PORTLAND, Maine (CBS Local) — When word got around on Peaks Island, Maine, over the weekend that a big purple jelly fish had washed up at Centennial Beach, the Ivers family had to check it out.
“We put all three of our kids next to it and it was still bigger than all three of our kids,” mom Danielle Ivers told WBTS.
Known as the lion’s mane jellyfish, the species has grown from a normal dinner plate size to up to four or five feet in diameter in Southern New England and Maine just in the last few years, according to biologist Nick Record of Bigelow Labs.
Imagine jumping in the ocean and seeing a 5 foot lion’s mane jellyfish causally swimming by 😳🤯😬.
Danielle Callow-Ivers sent me these pictures taken on Peaks Island in Maine.
Humans for reference. pic.twitter.com/kSOggxYPnd
— Joe (@NewsProJoe) May 24, 2020
“Over the last couple of years, the lion’s mane jellyfish have been getting startlingly large,” he said.
Record says thinks there has to be an environmental condition that makes lion’s mane jellyfish vary in size.

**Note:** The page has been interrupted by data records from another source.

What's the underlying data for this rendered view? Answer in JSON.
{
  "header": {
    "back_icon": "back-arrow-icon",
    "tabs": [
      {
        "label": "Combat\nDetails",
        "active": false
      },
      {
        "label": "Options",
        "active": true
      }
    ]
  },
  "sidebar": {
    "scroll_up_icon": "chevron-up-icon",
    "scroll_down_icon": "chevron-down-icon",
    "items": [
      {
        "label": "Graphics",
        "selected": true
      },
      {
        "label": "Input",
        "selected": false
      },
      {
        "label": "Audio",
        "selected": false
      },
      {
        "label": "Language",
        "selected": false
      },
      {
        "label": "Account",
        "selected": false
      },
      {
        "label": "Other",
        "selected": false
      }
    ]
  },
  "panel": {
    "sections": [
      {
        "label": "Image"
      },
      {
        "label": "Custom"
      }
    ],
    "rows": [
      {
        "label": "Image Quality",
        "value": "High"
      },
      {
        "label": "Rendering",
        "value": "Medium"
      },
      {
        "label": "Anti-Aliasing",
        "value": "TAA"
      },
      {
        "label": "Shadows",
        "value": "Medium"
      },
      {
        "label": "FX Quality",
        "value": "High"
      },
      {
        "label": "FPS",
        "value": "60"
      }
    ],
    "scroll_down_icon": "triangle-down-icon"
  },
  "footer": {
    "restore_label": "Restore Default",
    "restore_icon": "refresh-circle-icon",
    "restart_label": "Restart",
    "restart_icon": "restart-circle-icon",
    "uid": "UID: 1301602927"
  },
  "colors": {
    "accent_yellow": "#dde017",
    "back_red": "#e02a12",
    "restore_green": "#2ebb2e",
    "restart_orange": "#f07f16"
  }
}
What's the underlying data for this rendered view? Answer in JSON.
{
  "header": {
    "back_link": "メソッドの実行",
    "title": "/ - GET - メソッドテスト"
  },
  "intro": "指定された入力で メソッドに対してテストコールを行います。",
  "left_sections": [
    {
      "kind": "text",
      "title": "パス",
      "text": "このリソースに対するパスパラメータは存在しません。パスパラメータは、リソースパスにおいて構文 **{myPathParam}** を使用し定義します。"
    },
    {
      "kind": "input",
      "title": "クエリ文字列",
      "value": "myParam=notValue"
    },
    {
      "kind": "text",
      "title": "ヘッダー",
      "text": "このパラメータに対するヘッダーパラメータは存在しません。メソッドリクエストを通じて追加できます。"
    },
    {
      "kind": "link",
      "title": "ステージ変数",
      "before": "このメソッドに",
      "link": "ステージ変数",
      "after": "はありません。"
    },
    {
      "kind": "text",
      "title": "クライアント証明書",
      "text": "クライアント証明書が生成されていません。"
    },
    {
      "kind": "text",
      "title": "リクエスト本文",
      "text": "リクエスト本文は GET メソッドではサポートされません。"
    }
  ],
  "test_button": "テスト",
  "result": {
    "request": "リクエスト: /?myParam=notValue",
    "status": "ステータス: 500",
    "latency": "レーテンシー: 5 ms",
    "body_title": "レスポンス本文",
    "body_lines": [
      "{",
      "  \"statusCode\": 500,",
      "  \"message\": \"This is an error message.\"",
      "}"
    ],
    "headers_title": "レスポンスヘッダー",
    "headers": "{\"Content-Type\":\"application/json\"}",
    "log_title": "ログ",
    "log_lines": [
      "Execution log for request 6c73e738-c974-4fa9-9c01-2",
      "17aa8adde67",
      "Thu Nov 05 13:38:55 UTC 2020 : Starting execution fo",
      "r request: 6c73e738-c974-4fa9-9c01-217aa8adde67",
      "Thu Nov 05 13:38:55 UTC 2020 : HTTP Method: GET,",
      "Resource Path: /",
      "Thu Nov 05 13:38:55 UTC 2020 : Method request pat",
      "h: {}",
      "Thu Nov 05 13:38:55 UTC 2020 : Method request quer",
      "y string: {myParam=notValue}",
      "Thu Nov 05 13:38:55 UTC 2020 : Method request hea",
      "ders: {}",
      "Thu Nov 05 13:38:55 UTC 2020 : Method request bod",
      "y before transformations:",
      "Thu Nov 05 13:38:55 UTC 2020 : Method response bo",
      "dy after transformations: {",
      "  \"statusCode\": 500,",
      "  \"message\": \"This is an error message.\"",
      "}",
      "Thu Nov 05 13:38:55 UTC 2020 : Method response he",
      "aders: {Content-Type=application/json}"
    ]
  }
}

However, he says it’s difficult to study jellyfish because they can appear and disappear for long periods of time, making it difficult to sustain funding for research.
To help, Record created a citizen jellyfish reporting system. You can email jellyfish sightings to firstname.lastname@example.org or tweet them with the hashtag #MaineJellies. Please include date, time, and location, as well as any descriptive information such as size or type.
Tracked that 5-foot jellyfish down to Centennial Beach on Peaks I.
We've had a few of these giants this year already. pic.twitter.com/jOCWfvBrrS
— Nick Record (@SeascapeScience) May 25, 2020
Record cautions that jellyfish should be admired at a safe distance from humans, even on land, saying they may still be able to sting when they’re dead.
“It can be really painful,” he says. “In some cases, if you’re stung really badly there can be medical issues.”